PQChat messaging app
A new instant messaging service offers unhackable encrypted communication that holds no personal information on users. PQChat

A new messaging service that claims to be the "world's most secure mobile communications app" has launched, aimed at privacy-conscious users concerned about third-party snooping and data collection.

PQChat - standing for post-quantum chat - provides an alternative to other popular messaging apps like WhatsApp, Telegram and SnapChat that offers users a service that does not collect or mine their data, while also claiming to be unhackable - even by a quantum computer.

The messaging service was developed by London-based firm SRD Wireless and is aimed primarily at the enterprise market, with business and government users able to create custom security applications to best serve their needs.


"Our business model is not to mine our users' data," said Andersen Cheng, CEO of SRD Wireless. "That's not an area we want to address. Since SRD's business model is based around selling solutions to enterprises rather than data mining, there is no need for us to hold any of this information."

Privacy has been paramount for many internet users since revelations of mass government surveillance surfaced last year through whistleblower Edward Snowden.

Other secure alternatives to social networks and messaging apps have emerged in recent months and many WhatsApp users migrated to rival platforms after it was taken over by Facebook, which itself was implicated in the spying scandal.
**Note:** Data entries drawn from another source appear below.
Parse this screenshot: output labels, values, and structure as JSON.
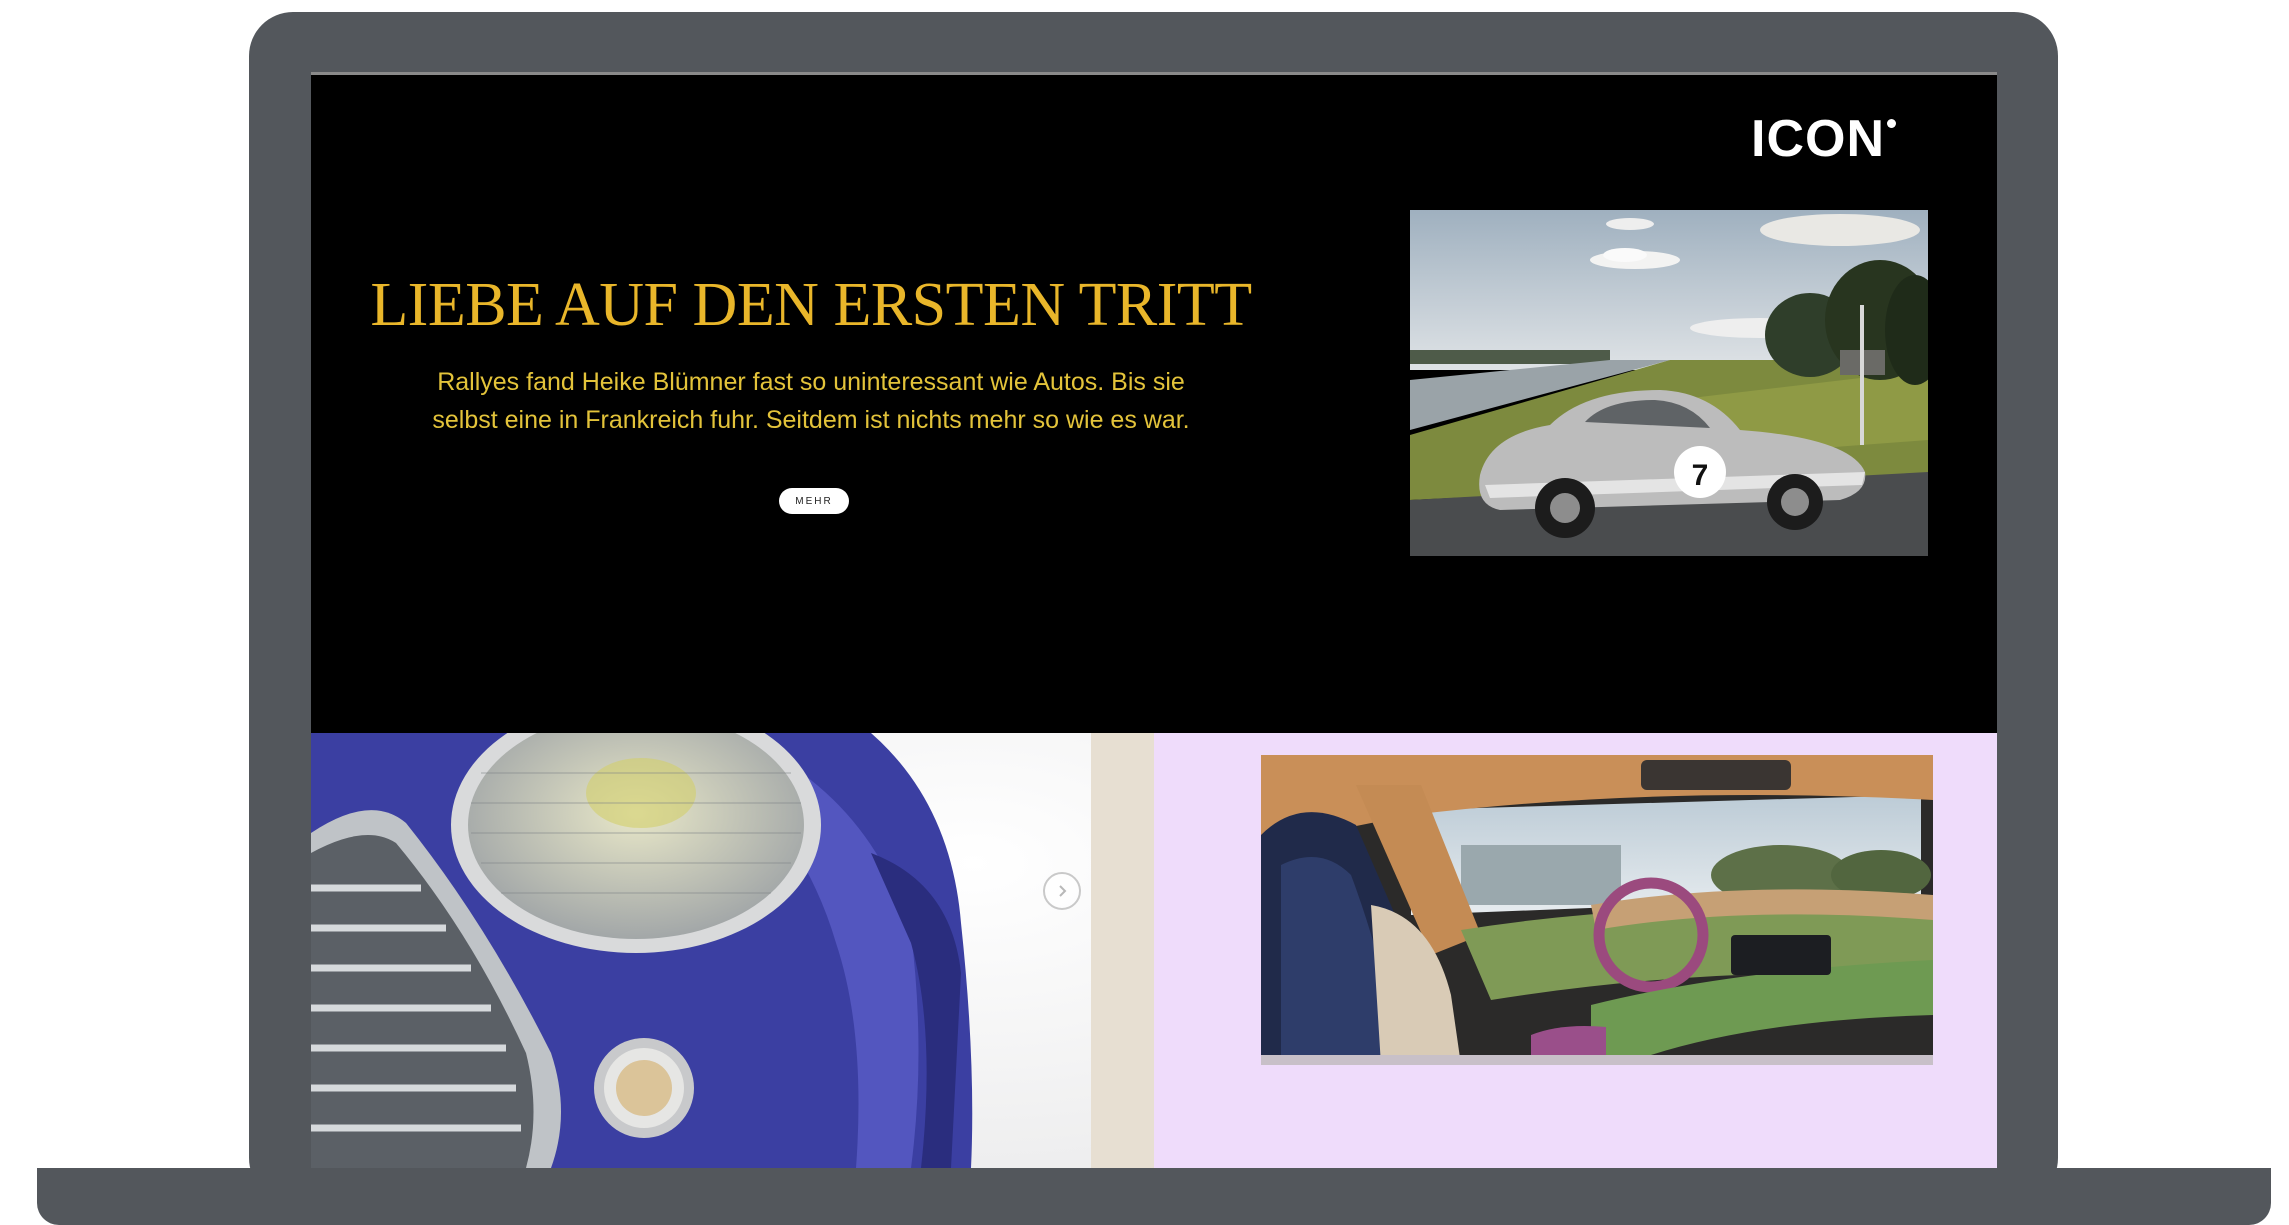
{
  "site": {
    "logo": "ICON"
  },
  "hero": {
    "headline": "LIEBE AUF DEN ERSTEN TRITT",
    "teaser_line1": "Rallyes fand Heike Blümner fast so uninteressant wie Autos. Bis sie",
    "teaser_line2": "selbst eine in Frankreich fuhr. Seitdem ist nichts mehr so wie es war.",
    "more_label": "MEHR",
    "photo_car_number": "7"
  },
  "colors": {
    "headline": "#e9b62a",
    "hero_bg": "#000000",
    "right_tile_bg": "#efdcfb",
    "device": "#53575c"
  },
  "icons": {
    "slider_next": "chevron-right-icon",
    "logo_dot": "dot-icon"
  }
}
In March MyApollo was launched, a secure alternative to Facebook that sends users' data across a peer-to-peer network to ensure it cannot be picked up by third parties.

PQChat goes one step further by offering quantum-computing proof encryption that utilises its own Never-The-Same (NTS) technology to protect users' data. NTS employs the McEliece cryptosystem, an algorithm developed in 1978 that has never been broken.
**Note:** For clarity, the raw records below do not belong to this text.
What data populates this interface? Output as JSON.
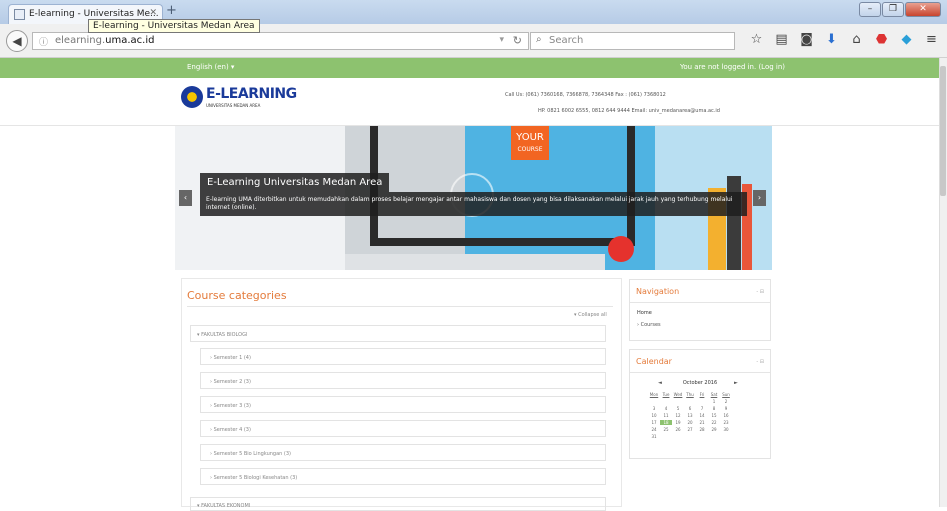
{
  "browser": {
    "tab_title": "E-learning - Universitas Me...",
    "tooltip": "E-learning - Universitas Medan Area",
    "url_prefix": "elearning.",
    "url_host": "uma.ac.id",
    "search_placeholder": "Search"
  },
  "topbar": {
    "language": "English (en) ▾",
    "login_status": "You are not logged in. (Log in)"
  },
  "header": {
    "logo_title": "E-LEARNING",
    "logo_subtitle": "UNIVERSITAS MEDAN AREA",
    "contact_line1": "Call Us: (061) 7360168, 7366878, 7364348 Fax : (061) 7368012",
    "contact_line2": "HP. 0821 6002 6555, 0812 644 9444  Email: univ_medanarea@uma.ac.id"
  },
  "slider": {
    "badge_main": "YOUR",
    "badge_sub": "COURSE",
    "caption_title": "E-Learning Universitas Medan Area",
    "caption_body": "E-learning UMA diterbitkan untuk memudahkan dalam proses belajar mengajar antar mahasiswa dan dosen yang bisa dilaksanakan melalui jarak jauh yang terhubung melalui internet (online).",
    "prev": "‹",
    "next": "›"
  },
  "courses": {
    "title": "Course categories",
    "collapse_all": "▾ Collapse all",
    "category": "▾ FAKULTAS BIOLOGI",
    "subcategories": [
      "› Semester 1 (4)",
      "› Semester 2 (3)",
      "› Semester 3 (3)",
      "› Semester 4 (3)",
      "› Semester 5 Bio Lingkungan (3)",
      "› Semester 5 Biologi Kesehatan (3)"
    ],
    "next_category": "▾ FAKULTAS EKONOMI"
  },
  "navigation": {
    "title": "Navigation",
    "controls": "- ⊟",
    "home": "Home",
    "courses": "› Courses"
  },
  "calendar": {
    "title": "Calendar",
    "controls": "- ⊟",
    "month": "October 2016",
    "prev": "◄",
    "next": "►",
    "day_names": [
      "Mon",
      "Tue",
      "Wed",
      "Thu",
      "Fri",
      "Sat",
      "Sun"
    ],
    "days": [
      "",
      "",
      "",
      "",
      "",
      "1",
      "2",
      "3",
      "4",
      "5",
      "6",
      "7",
      "8",
      "9",
      "10",
      "11",
      "12",
      "13",
      "14",
      "15",
      "16",
      "17",
      "18",
      "19",
      "20",
      "21",
      "22",
      "23",
      "24",
      "25",
      "26",
      "27",
      "28",
      "29",
      "30",
      "31"
    ],
    "today": "18"
  },
  "colors": {
    "accent_green": "#8dc26f",
    "heading_orange": "#e47b3b",
    "logo_blue": "#1a3a9a"
  }
}
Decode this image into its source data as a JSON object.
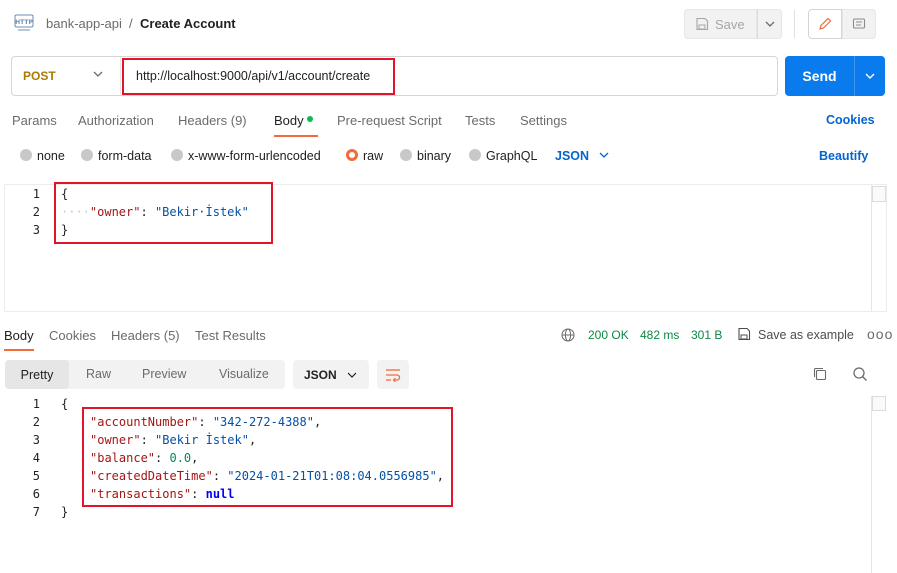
{
  "header": {
    "collection": "bank-app-api",
    "separator": "/",
    "request_name": "Create Account",
    "save_label": "Save",
    "http_icon_text": "HTTP"
  },
  "url_bar": {
    "method": "POST",
    "url": "http://localhost:9000/api/v1/account/create",
    "send_label": "Send"
  },
  "request_tabs": [
    {
      "label": "Params"
    },
    {
      "label": "Authorization"
    },
    {
      "label": "Headers (9)"
    },
    {
      "label": "Body",
      "active": true
    },
    {
      "label": "Pre-request Script"
    },
    {
      "label": "Tests"
    },
    {
      "label": "Settings"
    }
  ],
  "cookies_label": "Cookies",
  "body_types": [
    {
      "label": "none"
    },
    {
      "label": "form-data"
    },
    {
      "label": "x-www-form-urlencoded"
    },
    {
      "label": "raw",
      "selected": true
    },
    {
      "label": "binary"
    },
    {
      "label": "GraphQL"
    }
  ],
  "body_format": "JSON",
  "beautify_label": "Beautify",
  "request_body": {
    "line_numbers": [
      "1",
      "2",
      "3"
    ],
    "open_brace": "{",
    "close_brace": "}",
    "key": "\"owner\"",
    "colon": ": ",
    "value": "\"Bekir·İstek\"",
    "indent": "····"
  },
  "response_tabs": [
    {
      "label": "Body",
      "active": true
    },
    {
      "label": "Cookies"
    },
    {
      "label": "Headers (5)"
    },
    {
      "label": "Test Results"
    }
  ],
  "response_status": {
    "status": "200 OK",
    "time": "482 ms",
    "size": "301 B",
    "save_example": "Save as example",
    "more": "ooo"
  },
  "response_views": {
    "pretty": "Pretty",
    "raw": "Raw",
    "preview": "Preview",
    "visualize": "Visualize",
    "format": "JSON"
  },
  "response_body": {
    "line_numbers": [
      "1",
      "2",
      "3",
      "4",
      "5",
      "6",
      "7"
    ],
    "open_brace": "{",
    "close_brace": "}",
    "fields": [
      {
        "key": "\"accountNumber\"",
        "value": "\"342-272-4388\"",
        "type": "str",
        "comma": ","
      },
      {
        "key": "\"owner\"",
        "value": "\"Bekir İstek\"",
        "type": "str",
        "comma": ","
      },
      {
        "key": "\"balance\"",
        "value": "0.0",
        "type": "num",
        "comma": ","
      },
      {
        "key": "\"createdDateTime\"",
        "value": "\"2024-01-21T01:08:04.0556985\"",
        "type": "str",
        "comma": ","
      },
      {
        "key": "\"transactions\"",
        "value": "null",
        "type": "kw",
        "comma": ""
      }
    ]
  },
  "colors": {
    "accent_orange": "#f26b3a",
    "send_blue": "#097bed",
    "link_blue": "#0265d2",
    "status_green": "#0c8a43",
    "highlight_red": "#e0142a"
  }
}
"The ongoing Snowden revelations have brought home just how easily accessible our personal information is to the NSA (National Security Agency) or other groups," Cheng said. "Yet most people are still handing over information to data miners, spammers and criminals without understanding what they are doing."
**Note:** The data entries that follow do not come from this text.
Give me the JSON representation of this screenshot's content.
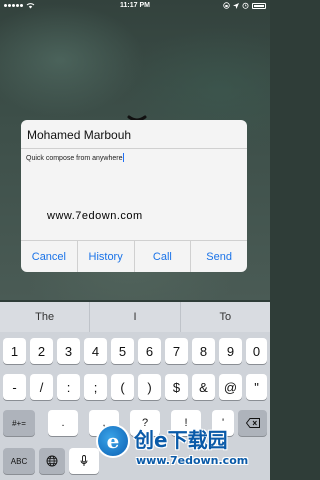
{
  "status_bar": {
    "time": "11:17 PM",
    "icons": [
      "signal-dots-icon",
      "wifi-icon",
      "lock-rotation-icon",
      "location-icon",
      "alarm-icon",
      "battery-icon"
    ]
  },
  "compose": {
    "recipient": "Mohamed Marbouh",
    "body": "Quick compose from anywhere",
    "watermark": "www.7edown.com",
    "actions": [
      "Cancel",
      "History",
      "Call",
      "Send"
    ]
  },
  "keyboard": {
    "suggestions": [
      "The",
      "I",
      "To"
    ],
    "row1": [
      "1",
      "2",
      "3",
      "4",
      "5",
      "6",
      "7",
      "8",
      "9",
      "0"
    ],
    "row2": [
      "-",
      "/",
      ":",
      ";",
      "(",
      ")",
      "$",
      "&",
      "@",
      "\""
    ],
    "row3_left": "#+=",
    "row3": [
      ".",
      ",",
      "?",
      "!",
      "'"
    ],
    "row4": [
      "ABC"
    ]
  },
  "logo": {
    "mark": "e",
    "brand": "创e下载园",
    "url": "www.7edown.com"
  },
  "colors": {
    "accent": "#1a73e8",
    "caret": "#1e6ff5",
    "keyboard_bg": "#cfd3d9"
  }
}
"People need to take back control of their data: even the smallest amount of personal information can compromise your privacy and security. Modern communication tools simply aren't built with this as a priority and so make compromises in order to allow communication."

PQChat has launched on iOS and will soon be arriving on Android.